Christian Conservative Party

The Christian Conservative Party (Norwegian: Kristent Konservativt Parti, KKP) was a political party in Norway which was originally formed in 1965 as the Democratic Party of Norway.[1] The party was later also known as the Christian Democrats and the Peace Party, before it became the KKP.[1] The party was for many of its last years led by Paul Granberg, however with his death the remaining power in the movement withered. The party never achieved any large following.

Christian Conservative Party
Kristent Konservativt Parti
LeaderKarl J. Granberg
Dissolved26 September 1998
Succeeded byChristian Unity Party
IdeologyChristian right
Social conservatism
Political positionRight-wing

History edit

The party was founded in 1965 as the Democratic Party of Norway (Norges Demokratiske Parti) by Sverre Skien in Karmøy.[2] The party was at first a minor conservative party with its largest following by maritime workers.

The party did not receive much attention, until 1979, when the party was couped by Leif Karlung who used it to put up extreme-right persons as candidates for the election.[3] When this was revealed, the party excluded all persons in question, and changed its name to the Christian Democrats (Kristendemokratene).[4] In 1983 the party again changed its name to the Peace Party (Fredspartiet)[4] which was used until 1989 when it was changed again, this time to the Christian Conservative Party. On 26 September 1998, the party finally merged with the New Future Coalition Party to form the Christian Unity Party.[5]

Political profile edit

The party was pro-life and opposed to membership of the European Economic Community.[6] The party criticised the Christian Democratic Party for having let itself become "liberalised", and for compromising too much with other parties.[6] It also opposed immigration and foreign aid.[7]

References edit

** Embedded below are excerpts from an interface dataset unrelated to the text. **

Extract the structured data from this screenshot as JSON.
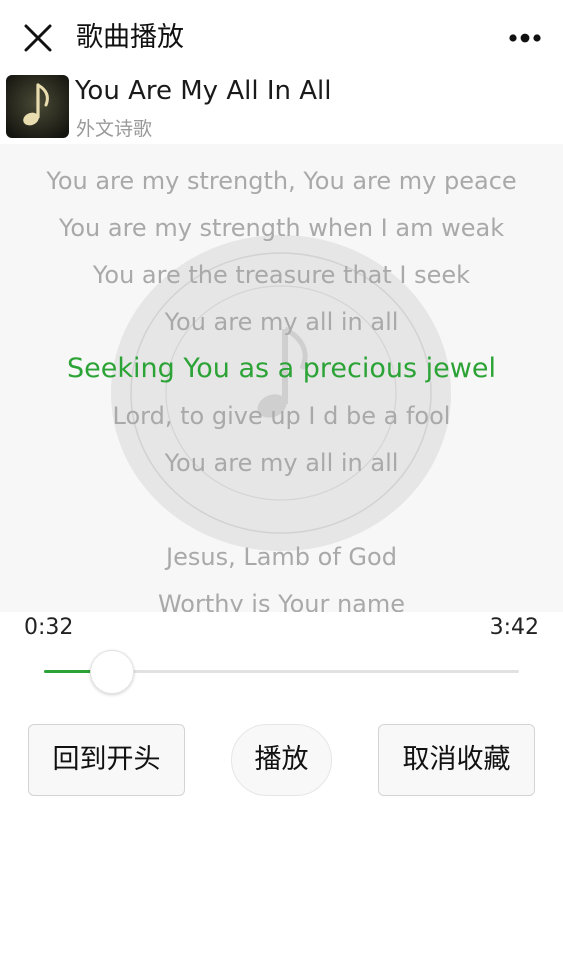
{
  "header": {
    "title": "歌曲播放",
    "close_icon": "close-icon",
    "more_icon": "more-dots-icon"
  },
  "song": {
    "title": "You Are My All In All",
    "subtitle": "外文诗歌",
    "album_icon": "music-note-icon"
  },
  "lyrics": {
    "lines": [
      "You are my strength, You are my peace",
      "You are my strength when I am weak",
      "You are the treasure that I seek",
      "You are my all in all",
      "Seeking You as a precious jewel",
      "Lord, to give up I d be a fool",
      "You are my all in all",
      "",
      "Jesus, Lamb of God",
      "Worthy is Your name"
    ],
    "current_index": 4,
    "highlight_color": "#2ca336"
  },
  "player": {
    "current_time": "0:32",
    "total_time": "3:42",
    "progress_fraction": 0.144,
    "accent_color": "#2ca336"
  },
  "buttons": {
    "restart": "回到开头",
    "play": "播放",
    "unfavorite": "取消收藏"
  }
}
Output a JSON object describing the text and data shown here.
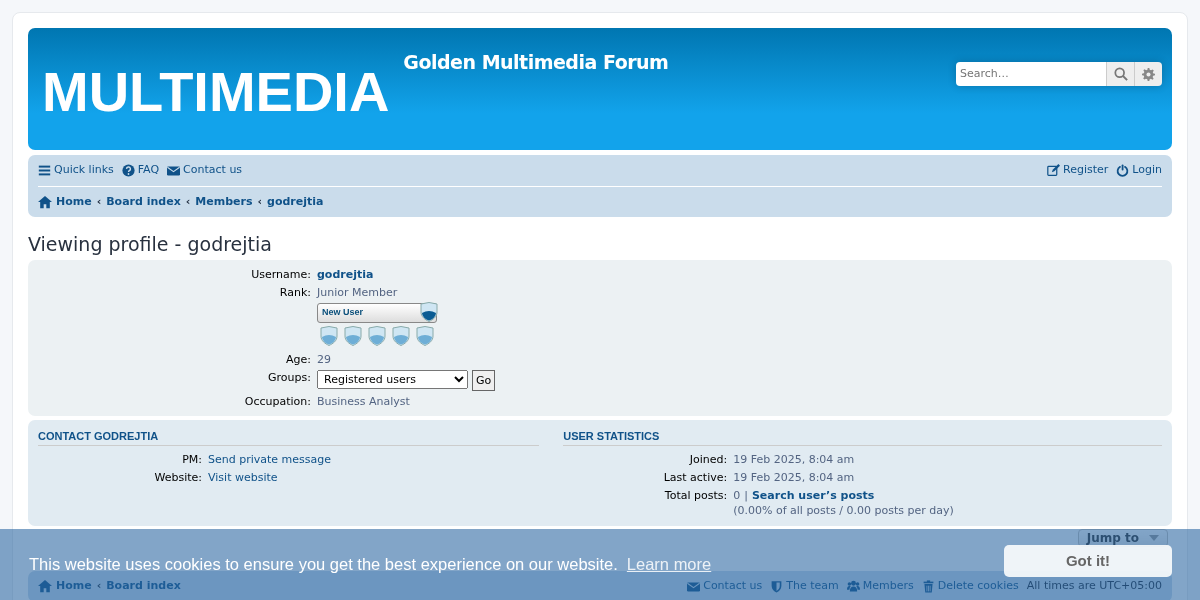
{
  "header": {
    "logo": "MULTIMEDIA",
    "site_title": "Golden Multimedia Forum",
    "search": {
      "placeholder": "Search…"
    }
  },
  "nav": {
    "left": [
      {
        "label": "Quick links"
      },
      {
        "label": "FAQ"
      },
      {
        "label": "Contact us"
      }
    ],
    "right": [
      {
        "label": "Register"
      },
      {
        "label": "Login"
      }
    ],
    "breadcrumbs": [
      "Home",
      "‹",
      "Board index",
      "‹",
      "Members",
      "‹",
      "godrejtia"
    ]
  },
  "page_title": "Viewing profile - godrejtia",
  "profile": [
    {
      "kind": "username",
      "label": "Username:",
      "value": "godrejtia"
    },
    {
      "kind": "text",
      "label": "Rank:",
      "value": "Junior Member"
    },
    {
      "kind": "rank_image",
      "value": "New User"
    },
    {
      "kind": "text",
      "label": "Age:",
      "value": "29"
    },
    {
      "kind": "select",
      "label": "Groups:",
      "value": "Registered users",
      "button": "Go"
    },
    {
      "kind": "text",
      "label": "Occupation:",
      "value": "Business Analyst"
    }
  ],
  "contact": {
    "title": "CONTACT GODREJTIA",
    "rows": [
      {
        "label": "PM:",
        "value": "Send private message"
      },
      {
        "label": "Website:",
        "value": "Visit website"
      }
    ]
  },
  "statistics": {
    "title": "USER STATISTICS",
    "rows": [
      {
        "kind": "text",
        "label": "Joined:",
        "value": "19 Feb 2025, 8:04 am"
      },
      {
        "kind": "text",
        "label": "Last active:",
        "value": "19 Feb 2025, 8:04 am"
      },
      {
        "kind": "posts",
        "label": "Total posts:",
        "value": "0",
        "separator": "|",
        "link": "Search user’s posts",
        "note": "(0.00% of all posts / 0.00 posts per day)"
      }
    ]
  },
  "jump_to": "Jump to",
  "footer": {
    "breadcrumbs": [
      "Home",
      "‹",
      "Board index"
    ],
    "links": [
      {
        "label": "Contact us"
      },
      {
        "label": "The team"
      },
      {
        "label": "Members"
      },
      {
        "label": "Delete cookies"
      }
    ],
    "timezone": "All times are UTC+05:00"
  },
  "cookie_banner": {
    "message": "This website uses cookies to ensure you get the best experience on our website.",
    "link": "Learn more",
    "button": "Got it!"
  }
}
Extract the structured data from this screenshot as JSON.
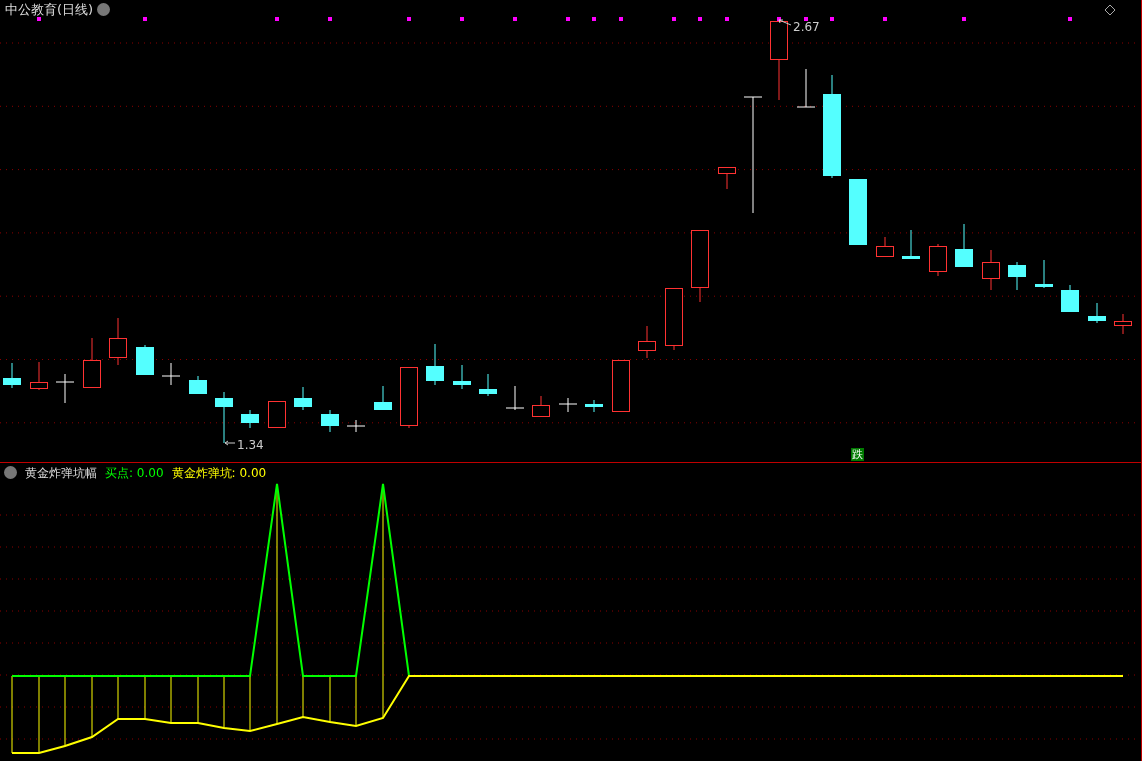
{
  "main_panel": {
    "title": "中公教育(日线)",
    "high_label": "2.67",
    "low_label": "1.34",
    "signal": "跌"
  },
  "indicator_panel": {
    "name": "黄金炸弹坑幅",
    "legend": [
      {
        "label": "买点: 0.00",
        "color": "#00ff00"
      },
      {
        "label": "黄金炸弹坑: 0.00",
        "color": "#ffff00"
      }
    ]
  }
}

  1. ^ a b Magnus, Gunnar (11 August 1993). "Små partier store forhåpninger" (in Norwegian). p. 12. Retrieved 6 March 2011.
  2. ^ Andreassen, Thorleif (8 February 1993). "Nyttig bok: Det skjedde mye politikken i 1992" (in Norwegian). p. 10. Retrieved 6 March 2011.
  3. ^ Thoresen, Kåre (8 September 1981). "Frie Folkevalgte". Aftenposten (in Norwegian). p. 15. Retrieved 6 March 2011.
  4. ^ a b Avner, Terje (16 February 1984). "Politisk parti ville politi-sjekke medlem". Aftenposten (in Norwegian). p. 16. Retrieved 6 March 2011.
  5. ^ "Nytt parti opprettet". Aftenposten (in Norwegian). 28 September 1998. p. 4. Retrieved 6 March 2011.
  6. ^ a b Bøckman, Knut (18 December 1990). "Parti som protesterer" (in Norwegian). p. 4. Retrieved 6 March 2011.
  7. ^ Furuly, Jan Gunnar (30 October 1993). "Høyre-ekstremismen på sterk fremmarsj: Frisk vekst på ytterste fløy" (in Norwegian). p. 5. Retrieved 6 March 2011.